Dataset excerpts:
════════
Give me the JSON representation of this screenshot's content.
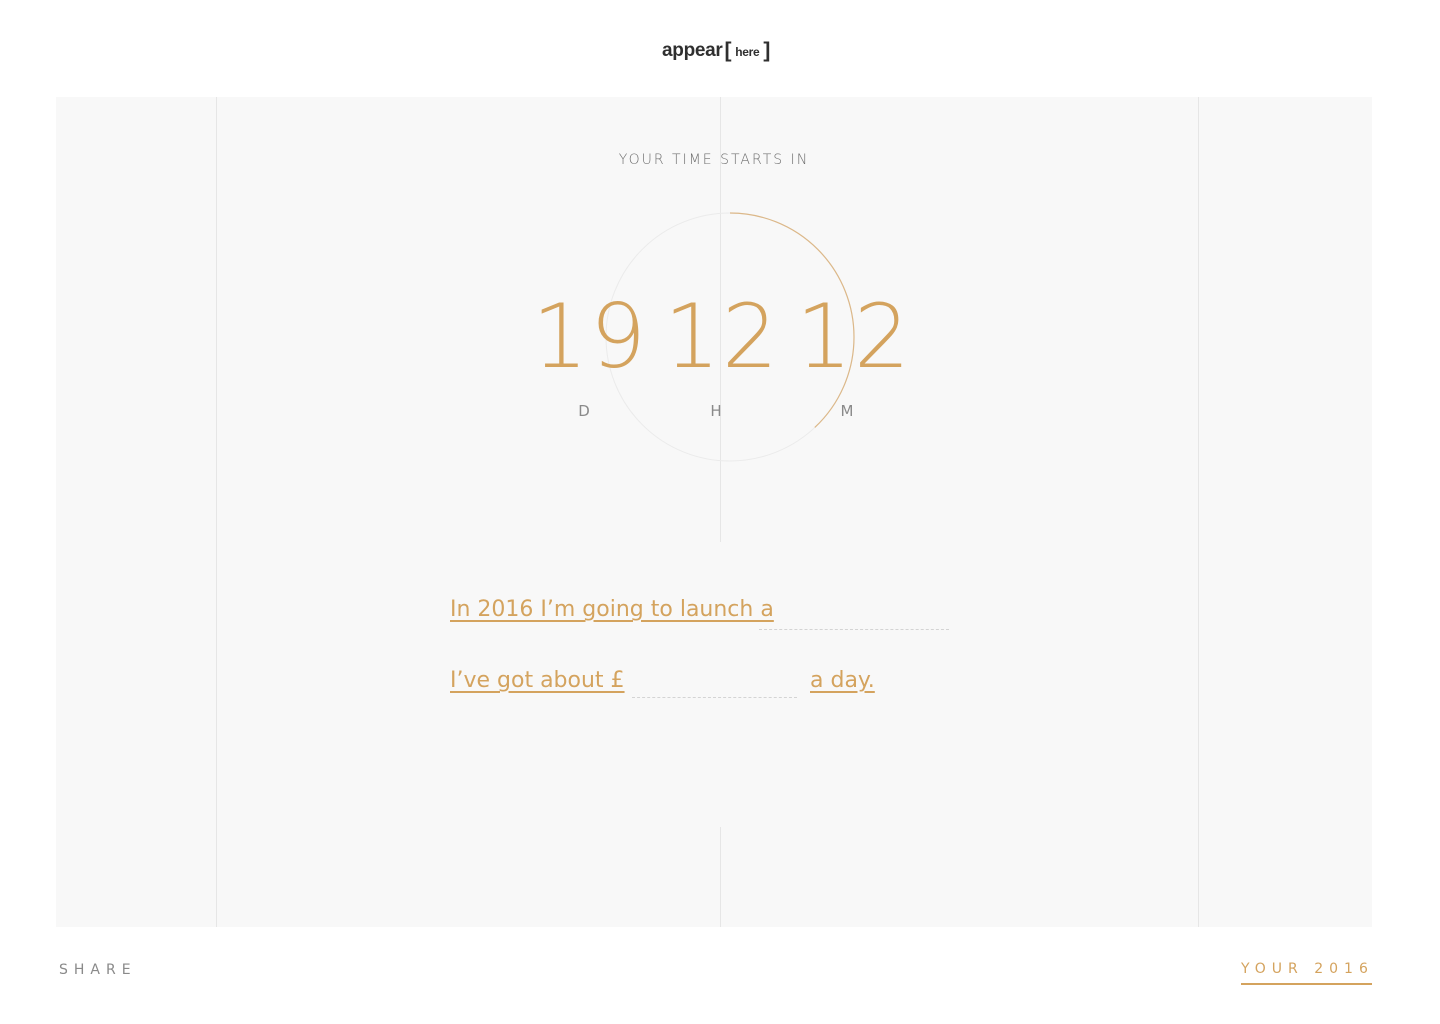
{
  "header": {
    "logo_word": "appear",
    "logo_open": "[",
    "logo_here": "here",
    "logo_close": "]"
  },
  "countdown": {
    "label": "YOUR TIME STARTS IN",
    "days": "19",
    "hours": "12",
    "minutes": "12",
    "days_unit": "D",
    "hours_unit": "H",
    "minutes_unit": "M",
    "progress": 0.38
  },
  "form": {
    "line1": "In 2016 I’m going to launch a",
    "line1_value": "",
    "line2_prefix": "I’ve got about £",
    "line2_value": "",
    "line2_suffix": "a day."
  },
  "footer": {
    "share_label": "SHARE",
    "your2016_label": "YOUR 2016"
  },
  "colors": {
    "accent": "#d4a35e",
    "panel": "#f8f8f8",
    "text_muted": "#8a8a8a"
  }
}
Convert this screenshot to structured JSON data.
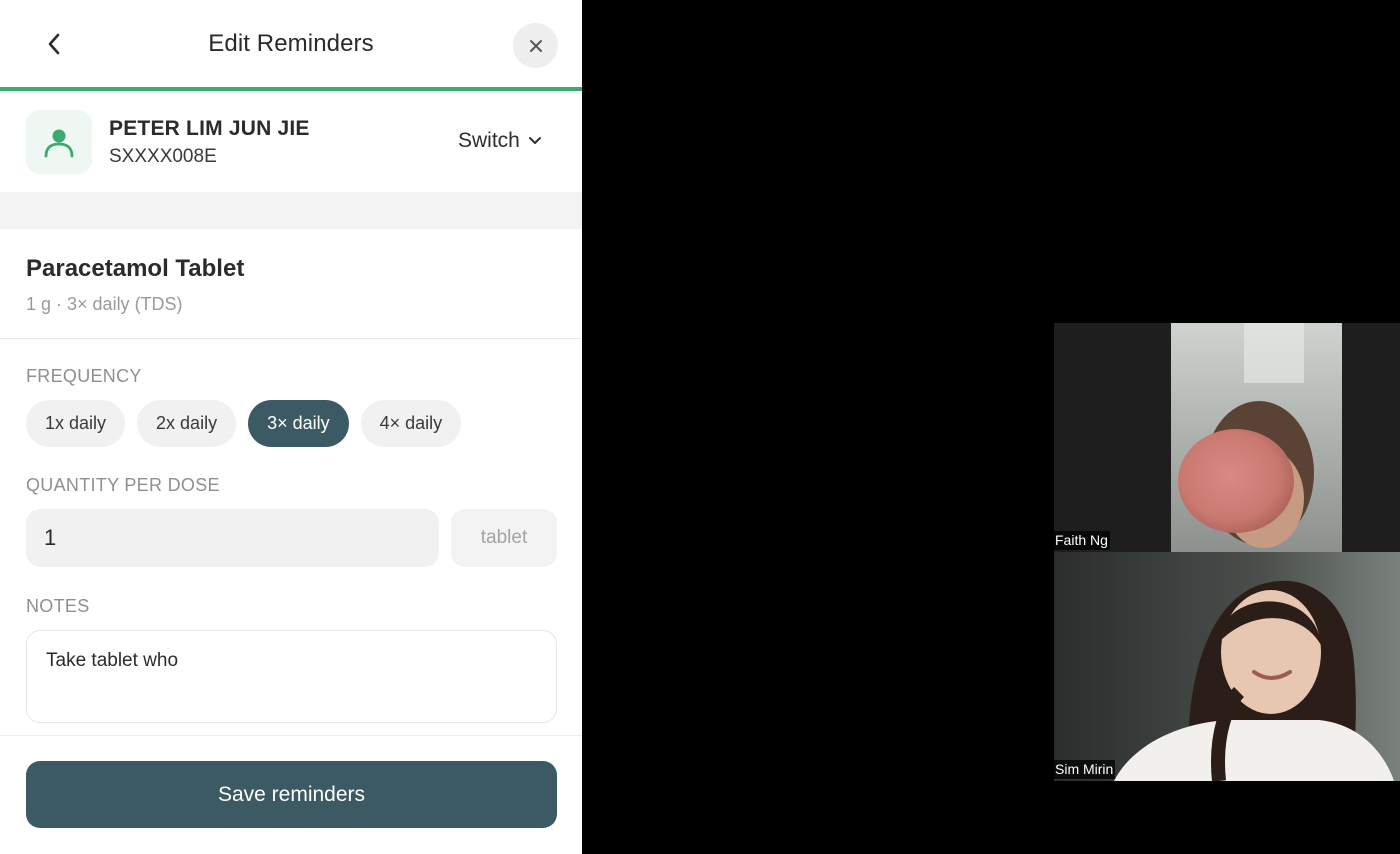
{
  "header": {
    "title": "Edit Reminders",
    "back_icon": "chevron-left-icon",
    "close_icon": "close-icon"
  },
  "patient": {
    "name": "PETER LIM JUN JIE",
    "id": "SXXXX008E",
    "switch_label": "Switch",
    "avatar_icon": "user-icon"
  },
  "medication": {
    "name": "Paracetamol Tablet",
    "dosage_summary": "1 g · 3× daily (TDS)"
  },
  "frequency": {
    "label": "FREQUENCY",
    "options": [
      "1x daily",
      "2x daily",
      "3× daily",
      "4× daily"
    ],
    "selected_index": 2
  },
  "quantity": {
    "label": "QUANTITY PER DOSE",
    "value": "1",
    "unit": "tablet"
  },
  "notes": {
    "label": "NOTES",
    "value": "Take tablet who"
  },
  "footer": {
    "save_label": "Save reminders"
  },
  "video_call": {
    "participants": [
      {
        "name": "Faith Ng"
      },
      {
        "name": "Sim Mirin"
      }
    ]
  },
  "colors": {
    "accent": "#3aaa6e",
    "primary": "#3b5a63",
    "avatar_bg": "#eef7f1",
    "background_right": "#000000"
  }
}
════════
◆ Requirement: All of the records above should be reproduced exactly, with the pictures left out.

◆ Answer area:
Give me the JSON representation of this screenshot's content.
{
  "header": {
    "logo_word": "appear",
    "logo_open": "[",
    "logo_here": "here",
    "logo_close": "]"
  },
  "countdown": {
    "label": "YOUR TIME STARTS IN",
    "days": "19",
    "hours": "12",
    "minutes": "12",
    "days_unit": "D",
    "hours_unit": "H",
    "minutes_unit": "M",
    "progress": 0.38
  },
  "form": {
    "line1": "In 2016 I’m going to launch a",
    "line1_value": "",
    "line2_prefix": "I’ve got about £",
    "line2_value": "",
    "line2_suffix": "a day."
  },
  "footer": {
    "share_label": "SHARE",
    "your2016_label": "YOUR 2016"
  },
  "colors": {
    "accent": "#d4a35e",
    "panel": "#f8f8f8",
    "text_muted": "#8a8a8a"
  }
}
Convert this screenshot to structured JSON data.
{
  "header": {
    "title": "Edit Reminders",
    "back_icon": "chevron-left-icon",
    "close_icon": "close-icon"
  },
  "patient": {
    "name": "PETER LIM JUN JIE",
    "id": "SXXXX008E",
    "switch_label": "Switch",
    "avatar_icon": "user-icon"
  },
  "medication": {
    "name": "Paracetamol Tablet",
    "dosage_summary": "1 g · 3× daily (TDS)"
  },
  "frequency": {
    "label": "FREQUENCY",
    "options": [
      "1x daily",
      "2x daily",
      "3× daily",
      "4× daily"
    ],
    "selected_index": 2
  },
  "quantity": {
    "label": "QUANTITY PER DOSE",
    "value": "1",
    "unit": "tablet"
  },
  "notes": {
    "label": "NOTES",
    "value": "Take tablet who"
  },
  "footer": {
    "save_label": "Save reminders"
  },
  "video_call": {
    "participants": [
      {
        "name": "Faith Ng"
      },
      {
        "name": "Sim Mirin"
      }
    ]
  },
  "colors": {
    "accent": "#3aaa6e",
    "primary": "#3b5a63",
    "avatar_bg": "#eef7f1",
    "background_right": "#000000"
  }
}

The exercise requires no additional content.